Study material Block Start
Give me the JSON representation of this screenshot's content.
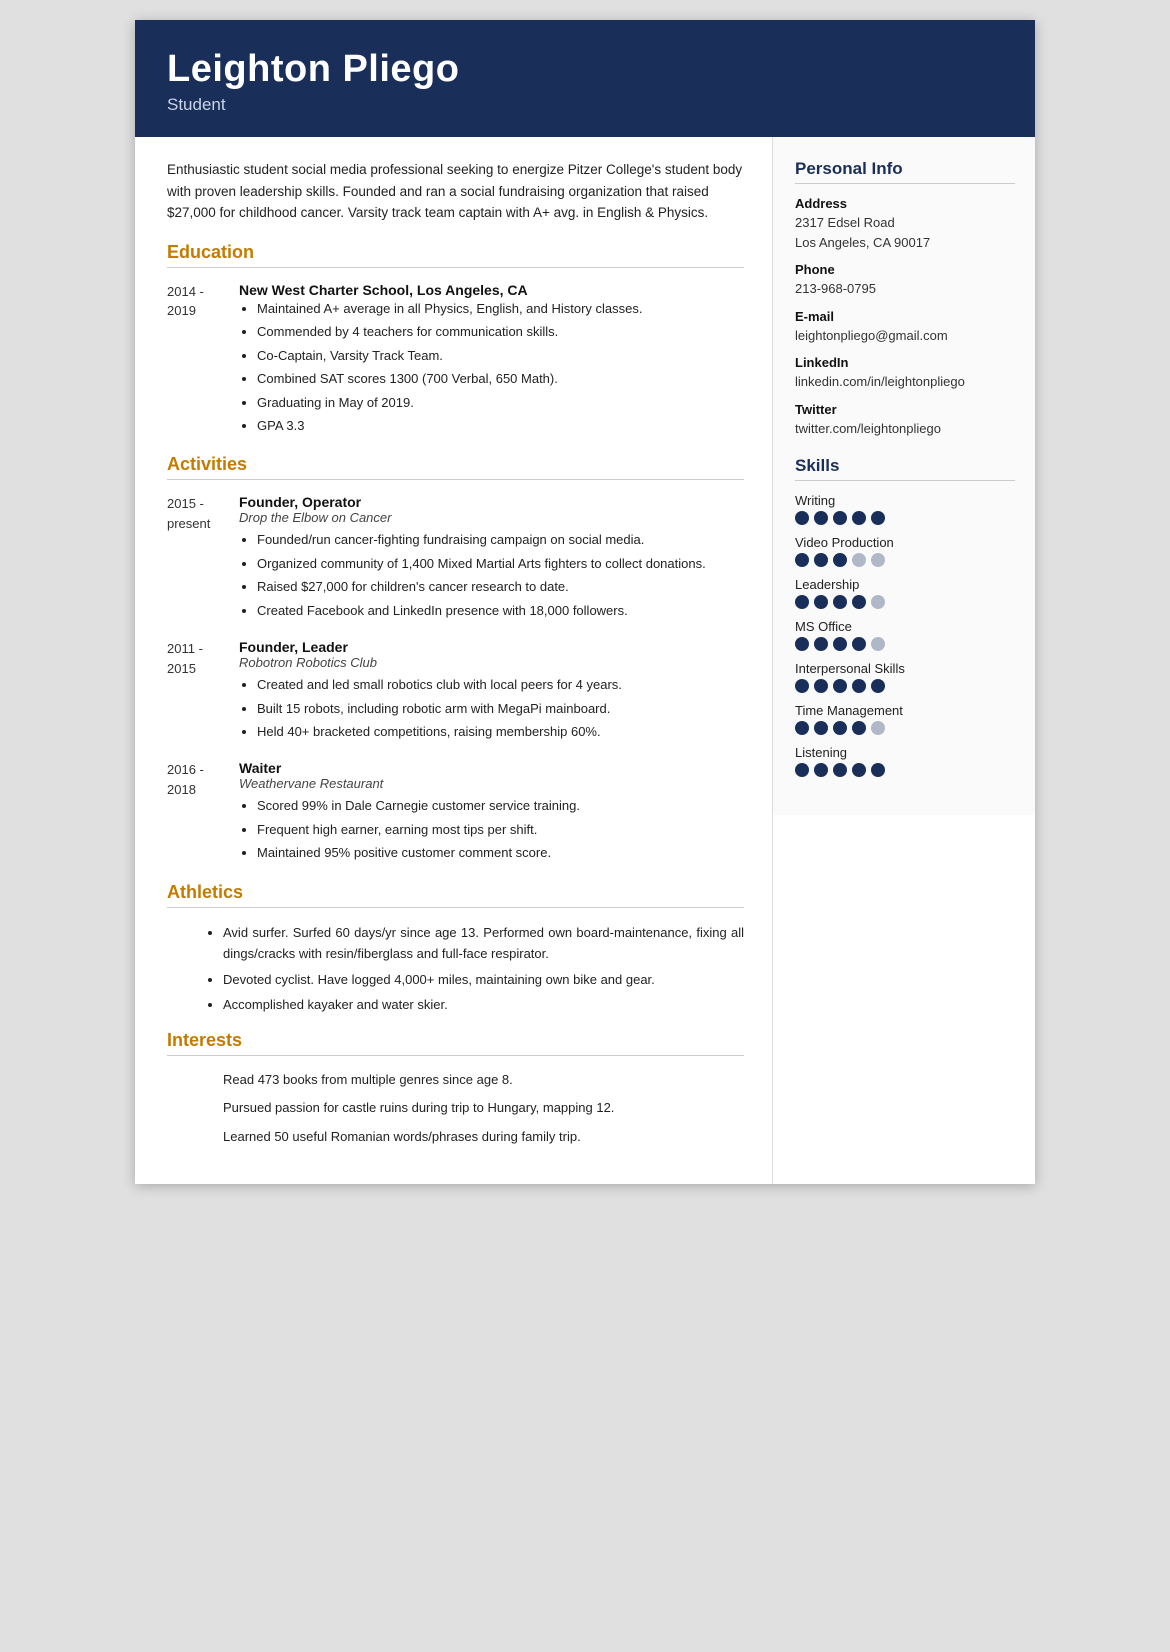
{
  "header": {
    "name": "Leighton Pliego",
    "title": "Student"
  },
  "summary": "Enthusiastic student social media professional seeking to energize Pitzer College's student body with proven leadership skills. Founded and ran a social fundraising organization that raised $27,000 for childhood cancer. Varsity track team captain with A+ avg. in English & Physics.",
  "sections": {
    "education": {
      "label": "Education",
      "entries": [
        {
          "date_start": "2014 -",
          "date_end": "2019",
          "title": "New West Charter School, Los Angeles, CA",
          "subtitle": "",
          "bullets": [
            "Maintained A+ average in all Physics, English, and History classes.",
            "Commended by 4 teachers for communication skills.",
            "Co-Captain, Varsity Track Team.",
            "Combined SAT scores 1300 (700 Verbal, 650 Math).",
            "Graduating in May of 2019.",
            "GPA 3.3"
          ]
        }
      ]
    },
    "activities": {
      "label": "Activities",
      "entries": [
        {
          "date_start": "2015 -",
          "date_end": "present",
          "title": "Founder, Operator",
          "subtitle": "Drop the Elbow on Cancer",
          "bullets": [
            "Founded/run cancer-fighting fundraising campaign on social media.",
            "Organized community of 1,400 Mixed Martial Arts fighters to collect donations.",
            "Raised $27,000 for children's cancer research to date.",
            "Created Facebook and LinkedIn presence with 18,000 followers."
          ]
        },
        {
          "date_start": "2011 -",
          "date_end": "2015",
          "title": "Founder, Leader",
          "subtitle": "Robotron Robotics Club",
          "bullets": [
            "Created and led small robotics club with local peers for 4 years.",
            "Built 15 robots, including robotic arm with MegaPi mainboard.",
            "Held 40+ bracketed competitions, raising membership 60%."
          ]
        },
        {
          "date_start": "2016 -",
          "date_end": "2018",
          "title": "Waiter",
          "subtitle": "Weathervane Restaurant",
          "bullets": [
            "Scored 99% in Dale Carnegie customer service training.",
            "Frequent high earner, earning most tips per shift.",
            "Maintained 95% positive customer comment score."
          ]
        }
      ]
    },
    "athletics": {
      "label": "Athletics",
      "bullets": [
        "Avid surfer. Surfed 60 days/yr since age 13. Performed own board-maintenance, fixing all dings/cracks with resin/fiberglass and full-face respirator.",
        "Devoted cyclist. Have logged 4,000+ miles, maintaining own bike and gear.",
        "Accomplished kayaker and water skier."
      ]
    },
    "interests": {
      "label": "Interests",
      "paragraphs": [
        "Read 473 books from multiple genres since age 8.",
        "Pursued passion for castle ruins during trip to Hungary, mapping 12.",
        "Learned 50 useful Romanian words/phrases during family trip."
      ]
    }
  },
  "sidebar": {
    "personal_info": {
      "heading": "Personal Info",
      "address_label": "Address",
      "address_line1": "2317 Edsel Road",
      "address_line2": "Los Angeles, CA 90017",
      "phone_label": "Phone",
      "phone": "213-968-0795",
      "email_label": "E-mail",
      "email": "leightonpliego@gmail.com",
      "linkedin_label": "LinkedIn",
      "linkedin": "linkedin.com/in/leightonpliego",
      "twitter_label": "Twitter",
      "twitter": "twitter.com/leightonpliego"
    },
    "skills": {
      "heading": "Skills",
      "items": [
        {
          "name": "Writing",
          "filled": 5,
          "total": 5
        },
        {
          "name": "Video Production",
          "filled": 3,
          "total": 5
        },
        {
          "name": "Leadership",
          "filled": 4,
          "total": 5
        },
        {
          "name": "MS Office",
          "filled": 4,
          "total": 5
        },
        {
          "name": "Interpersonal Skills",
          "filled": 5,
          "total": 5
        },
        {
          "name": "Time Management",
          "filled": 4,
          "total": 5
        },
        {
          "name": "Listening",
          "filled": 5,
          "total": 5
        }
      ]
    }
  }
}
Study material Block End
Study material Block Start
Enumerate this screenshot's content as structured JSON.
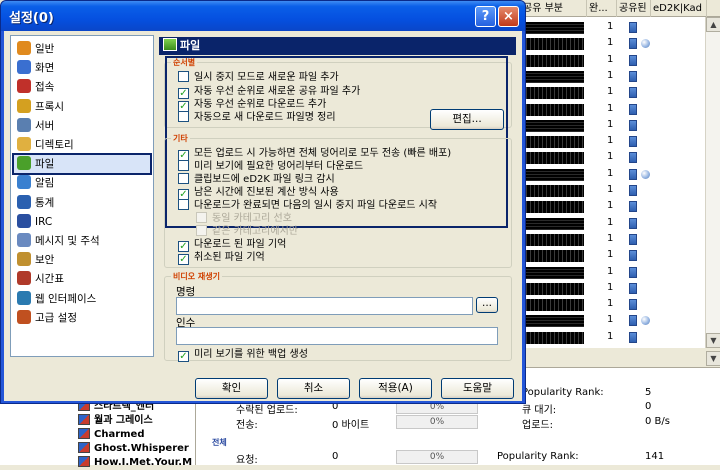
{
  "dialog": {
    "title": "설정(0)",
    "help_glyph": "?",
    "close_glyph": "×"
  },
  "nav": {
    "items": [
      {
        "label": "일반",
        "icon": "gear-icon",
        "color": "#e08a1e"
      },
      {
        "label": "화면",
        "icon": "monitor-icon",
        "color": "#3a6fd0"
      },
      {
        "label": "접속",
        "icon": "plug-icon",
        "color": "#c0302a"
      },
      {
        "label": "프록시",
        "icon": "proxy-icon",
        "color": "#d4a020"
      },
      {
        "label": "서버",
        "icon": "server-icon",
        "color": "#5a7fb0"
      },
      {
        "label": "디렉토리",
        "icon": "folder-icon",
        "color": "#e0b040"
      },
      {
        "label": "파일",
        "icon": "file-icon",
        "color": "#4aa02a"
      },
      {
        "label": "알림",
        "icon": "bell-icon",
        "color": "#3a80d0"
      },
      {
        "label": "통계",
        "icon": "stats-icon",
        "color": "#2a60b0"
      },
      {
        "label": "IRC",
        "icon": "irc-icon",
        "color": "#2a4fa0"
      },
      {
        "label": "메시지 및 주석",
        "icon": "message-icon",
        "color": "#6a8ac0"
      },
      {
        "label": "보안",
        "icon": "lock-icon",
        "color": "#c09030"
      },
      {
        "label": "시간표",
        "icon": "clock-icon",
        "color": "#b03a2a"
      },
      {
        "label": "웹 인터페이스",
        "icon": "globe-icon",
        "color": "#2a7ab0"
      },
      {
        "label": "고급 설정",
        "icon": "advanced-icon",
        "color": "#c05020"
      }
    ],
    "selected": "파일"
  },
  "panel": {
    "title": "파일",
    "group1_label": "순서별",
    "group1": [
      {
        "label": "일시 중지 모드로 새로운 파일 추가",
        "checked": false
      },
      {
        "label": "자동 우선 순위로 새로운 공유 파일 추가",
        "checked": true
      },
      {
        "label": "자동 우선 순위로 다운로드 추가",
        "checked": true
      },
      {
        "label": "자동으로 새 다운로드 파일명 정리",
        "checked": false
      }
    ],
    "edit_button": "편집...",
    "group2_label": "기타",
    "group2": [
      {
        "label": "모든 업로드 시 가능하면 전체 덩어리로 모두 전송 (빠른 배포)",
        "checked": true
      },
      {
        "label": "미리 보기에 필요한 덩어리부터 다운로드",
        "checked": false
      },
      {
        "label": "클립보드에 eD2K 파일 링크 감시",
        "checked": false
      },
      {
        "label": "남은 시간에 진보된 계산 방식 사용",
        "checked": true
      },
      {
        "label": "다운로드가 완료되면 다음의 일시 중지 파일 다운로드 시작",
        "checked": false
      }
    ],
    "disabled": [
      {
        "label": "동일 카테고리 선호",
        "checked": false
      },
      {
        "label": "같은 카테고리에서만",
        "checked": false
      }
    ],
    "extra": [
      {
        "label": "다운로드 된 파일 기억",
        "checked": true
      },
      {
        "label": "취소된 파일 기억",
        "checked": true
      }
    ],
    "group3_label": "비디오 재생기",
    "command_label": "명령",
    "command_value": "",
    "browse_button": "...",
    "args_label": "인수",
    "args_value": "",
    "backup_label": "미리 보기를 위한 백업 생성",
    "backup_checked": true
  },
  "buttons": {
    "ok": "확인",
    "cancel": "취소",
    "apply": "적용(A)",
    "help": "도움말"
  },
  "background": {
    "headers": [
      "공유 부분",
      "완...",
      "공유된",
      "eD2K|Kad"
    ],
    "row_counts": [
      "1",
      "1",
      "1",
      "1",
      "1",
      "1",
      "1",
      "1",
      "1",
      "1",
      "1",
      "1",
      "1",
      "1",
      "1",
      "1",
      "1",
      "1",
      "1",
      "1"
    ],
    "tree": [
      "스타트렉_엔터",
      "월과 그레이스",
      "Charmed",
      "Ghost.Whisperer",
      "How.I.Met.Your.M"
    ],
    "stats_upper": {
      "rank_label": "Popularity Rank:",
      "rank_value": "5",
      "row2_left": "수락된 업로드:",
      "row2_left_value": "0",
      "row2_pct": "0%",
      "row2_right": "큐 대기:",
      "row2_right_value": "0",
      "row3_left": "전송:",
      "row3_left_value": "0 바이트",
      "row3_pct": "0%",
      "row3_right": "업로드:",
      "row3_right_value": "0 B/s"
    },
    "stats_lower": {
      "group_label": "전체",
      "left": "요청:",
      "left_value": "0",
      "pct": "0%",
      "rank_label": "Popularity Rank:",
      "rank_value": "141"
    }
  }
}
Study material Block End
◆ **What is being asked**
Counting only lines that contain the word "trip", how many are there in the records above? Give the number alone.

◆ **Solved problem**
2